November 6, 2008

Scientists ID Stem Cell Compounds

U.S. scientists say they have identified compounds for stem cell production from adult cells, moving medicine closer to the reprogramming of general cells.

Scripps Research Institute scientists said they screened known drugs and identified small molecules that could replace conventional reprogramming genes.

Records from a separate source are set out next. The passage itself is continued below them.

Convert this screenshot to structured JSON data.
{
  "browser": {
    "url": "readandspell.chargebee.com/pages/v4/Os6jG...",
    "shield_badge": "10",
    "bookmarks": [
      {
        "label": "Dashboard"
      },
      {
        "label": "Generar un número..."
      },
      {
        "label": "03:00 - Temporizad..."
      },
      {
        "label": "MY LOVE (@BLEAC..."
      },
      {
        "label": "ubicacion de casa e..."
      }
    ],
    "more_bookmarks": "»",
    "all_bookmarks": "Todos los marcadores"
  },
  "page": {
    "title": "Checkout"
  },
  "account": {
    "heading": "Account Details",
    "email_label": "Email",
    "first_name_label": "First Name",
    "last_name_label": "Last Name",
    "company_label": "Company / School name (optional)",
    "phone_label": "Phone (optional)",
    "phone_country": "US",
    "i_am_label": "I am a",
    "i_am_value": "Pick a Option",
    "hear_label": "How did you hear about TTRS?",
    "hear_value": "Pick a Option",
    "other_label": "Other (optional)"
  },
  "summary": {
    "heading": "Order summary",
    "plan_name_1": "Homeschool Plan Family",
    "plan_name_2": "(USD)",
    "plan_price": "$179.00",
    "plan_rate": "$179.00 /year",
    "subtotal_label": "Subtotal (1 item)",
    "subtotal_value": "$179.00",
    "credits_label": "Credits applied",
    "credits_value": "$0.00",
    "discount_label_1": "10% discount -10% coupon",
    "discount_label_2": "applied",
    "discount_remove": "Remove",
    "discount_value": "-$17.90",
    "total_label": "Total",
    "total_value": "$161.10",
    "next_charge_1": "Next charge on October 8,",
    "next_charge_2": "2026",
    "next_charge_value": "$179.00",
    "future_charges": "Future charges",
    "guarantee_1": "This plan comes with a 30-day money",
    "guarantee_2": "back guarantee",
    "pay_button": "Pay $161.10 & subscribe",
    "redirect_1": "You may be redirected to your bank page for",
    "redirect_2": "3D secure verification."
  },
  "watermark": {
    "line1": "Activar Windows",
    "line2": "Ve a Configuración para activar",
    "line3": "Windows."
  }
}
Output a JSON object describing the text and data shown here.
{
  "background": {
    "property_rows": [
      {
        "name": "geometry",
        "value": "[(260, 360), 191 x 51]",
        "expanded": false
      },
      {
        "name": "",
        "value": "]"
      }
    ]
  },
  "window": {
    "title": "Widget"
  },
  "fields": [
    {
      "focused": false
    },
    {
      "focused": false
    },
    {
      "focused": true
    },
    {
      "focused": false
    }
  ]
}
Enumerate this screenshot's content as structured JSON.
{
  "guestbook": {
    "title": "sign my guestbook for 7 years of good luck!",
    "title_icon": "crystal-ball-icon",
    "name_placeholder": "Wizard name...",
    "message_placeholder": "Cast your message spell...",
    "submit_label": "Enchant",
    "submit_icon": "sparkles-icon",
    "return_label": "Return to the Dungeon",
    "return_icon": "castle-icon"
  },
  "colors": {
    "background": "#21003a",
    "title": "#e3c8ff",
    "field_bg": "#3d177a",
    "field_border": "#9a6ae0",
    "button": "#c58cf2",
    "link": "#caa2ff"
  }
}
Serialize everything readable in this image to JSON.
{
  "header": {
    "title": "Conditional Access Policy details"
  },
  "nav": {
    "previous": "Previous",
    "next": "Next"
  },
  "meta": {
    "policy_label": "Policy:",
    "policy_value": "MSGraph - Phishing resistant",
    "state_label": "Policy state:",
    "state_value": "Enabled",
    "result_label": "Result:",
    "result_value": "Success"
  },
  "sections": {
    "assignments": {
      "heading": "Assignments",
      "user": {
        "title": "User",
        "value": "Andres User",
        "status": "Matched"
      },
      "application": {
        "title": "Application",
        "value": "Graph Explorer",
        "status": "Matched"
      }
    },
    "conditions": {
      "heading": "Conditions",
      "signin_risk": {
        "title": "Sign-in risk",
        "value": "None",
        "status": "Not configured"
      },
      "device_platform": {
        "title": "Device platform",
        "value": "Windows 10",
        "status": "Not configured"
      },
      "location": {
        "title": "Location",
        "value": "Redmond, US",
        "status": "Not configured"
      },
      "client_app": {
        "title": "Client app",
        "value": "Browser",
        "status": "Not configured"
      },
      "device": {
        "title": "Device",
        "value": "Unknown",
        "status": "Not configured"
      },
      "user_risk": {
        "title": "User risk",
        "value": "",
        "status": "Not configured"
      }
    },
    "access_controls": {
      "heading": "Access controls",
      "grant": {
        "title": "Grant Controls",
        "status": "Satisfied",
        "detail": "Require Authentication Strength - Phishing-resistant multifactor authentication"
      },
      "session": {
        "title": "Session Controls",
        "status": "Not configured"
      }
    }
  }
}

They said the process they developed offers a new way to generate stem cells from fibroblasts, a general cell type that is abundant and easily accessible from various tissues, including skin.

"Our study shows for the first time that somatic or general cell types can be reprogrammed with only two genes and small molecules, and that these small molecules can replace one of the two most essential reprogramming genes," said Associate Professor Sheng Ding. "In this case, we replaced the SOX2 gene, which had previously always been regarded as absolutely essential for the reprogramming process."

The SOX2 gene encodes a transcription factor that plays a critical role in the regulation of embryonic stem cells.

"In conjunction with our earlier published studies, (the finding) offers definitive proof that we can make cell reprogramming technology much more practical than it has been," Ding said.

The study that included researchers at the Max Planck Institute for Molecular Biomedicine in Germany appears in the journal Cell Stem Cell.